Book Review: Truth and Beauty by Ann Patchett
Author: Ann Patchett
Enjoyment Rating: ****
Content Alert: language, drug use, mentions of sex
Truth and Beauty focuses on Patchett’s relationship with her best friend, the poet Lucy Grealy, who lost part of her jaw from a Ewing’s sarcoma as a child, and who ultimately died at the age of 39 in 2002. Grealy endured about 40 surgeries over the course of her lifetime, and when she wasn’t in the hospital, she was ambitious and hardworking, garnering many prizes and fellowships and shows Patchett and Grealy to have one of those great best friend kinds of relationships that people are lucky to come by once in a lifetime.
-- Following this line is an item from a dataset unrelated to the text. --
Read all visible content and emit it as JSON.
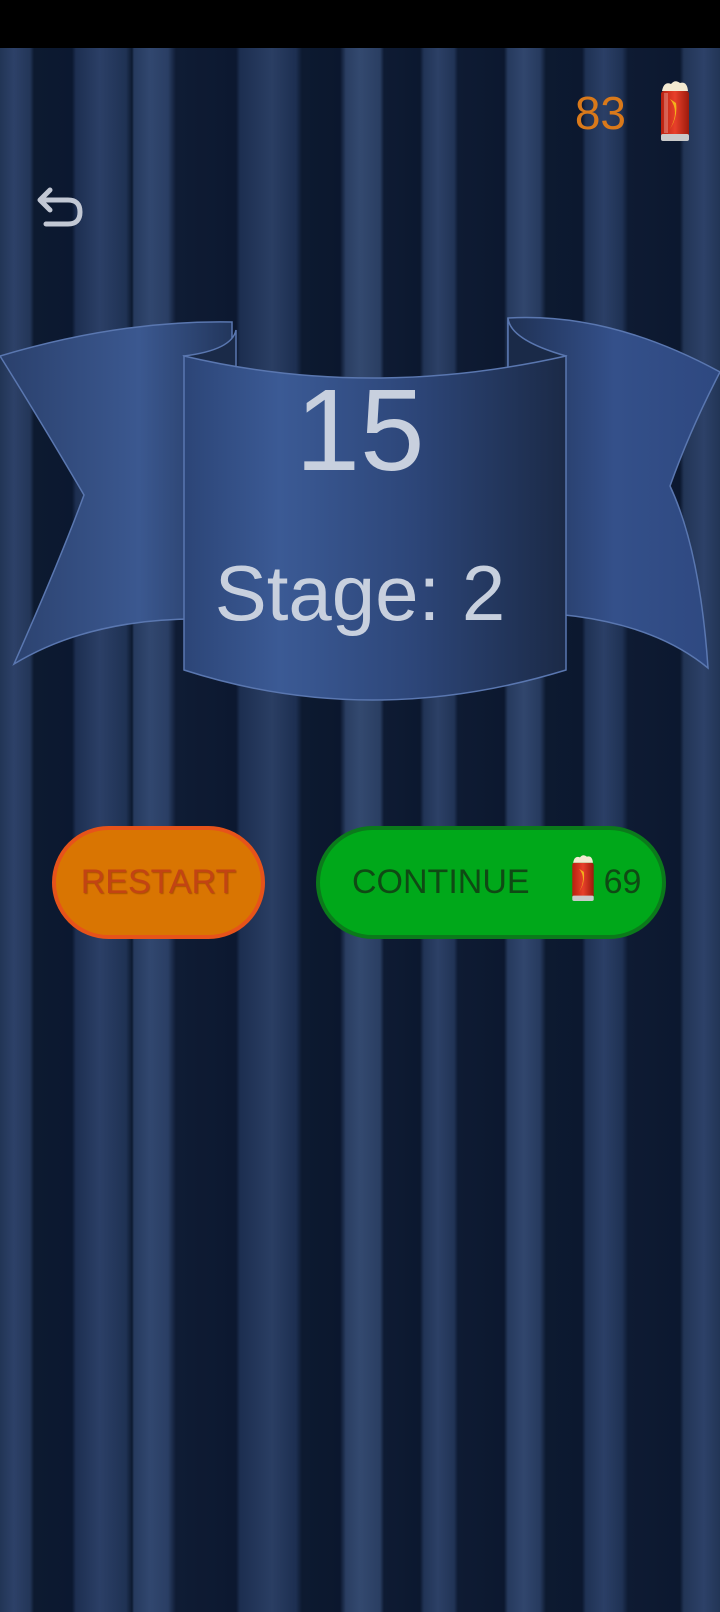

However, the book also shows Grealy to have moments where she’s difficult and capricious.She constantly seeks validation, demanding Ann to tell her that she’s her very best friend. Jealous of Ann’s other friendships, she climbs into her lap at dinner and prevents Ann from having conversations with others at the table. She does things that would bug the heck out of me.
I’m sure that Ann would be the first person to admit that she was not a saint, but over the course of the story she continues to show love to Lucy– she nurses her after her surgeries and plays gatekeeper at the hospital. And as Lucy became more and more difficult and self-destructive in the final months of her life, Ann did her best to support Lucy even as she was pushed away.
While Truth and Beauty was somewhat controversial and Grealy's sister publicly criticized the book, saying, "Lucy was a uniquely gifted writer. Ann, not so gifted, is lucky to be able to hitch her wagon to my sister's star. I wish Lucy's work had been left to stand on its own." However, I doubt that I would have been introduced to Grealy's work had it not been for Patchett. I also think the book is beautifully written, and an enduring legacy to a female friendship that spanned the good times and the bad.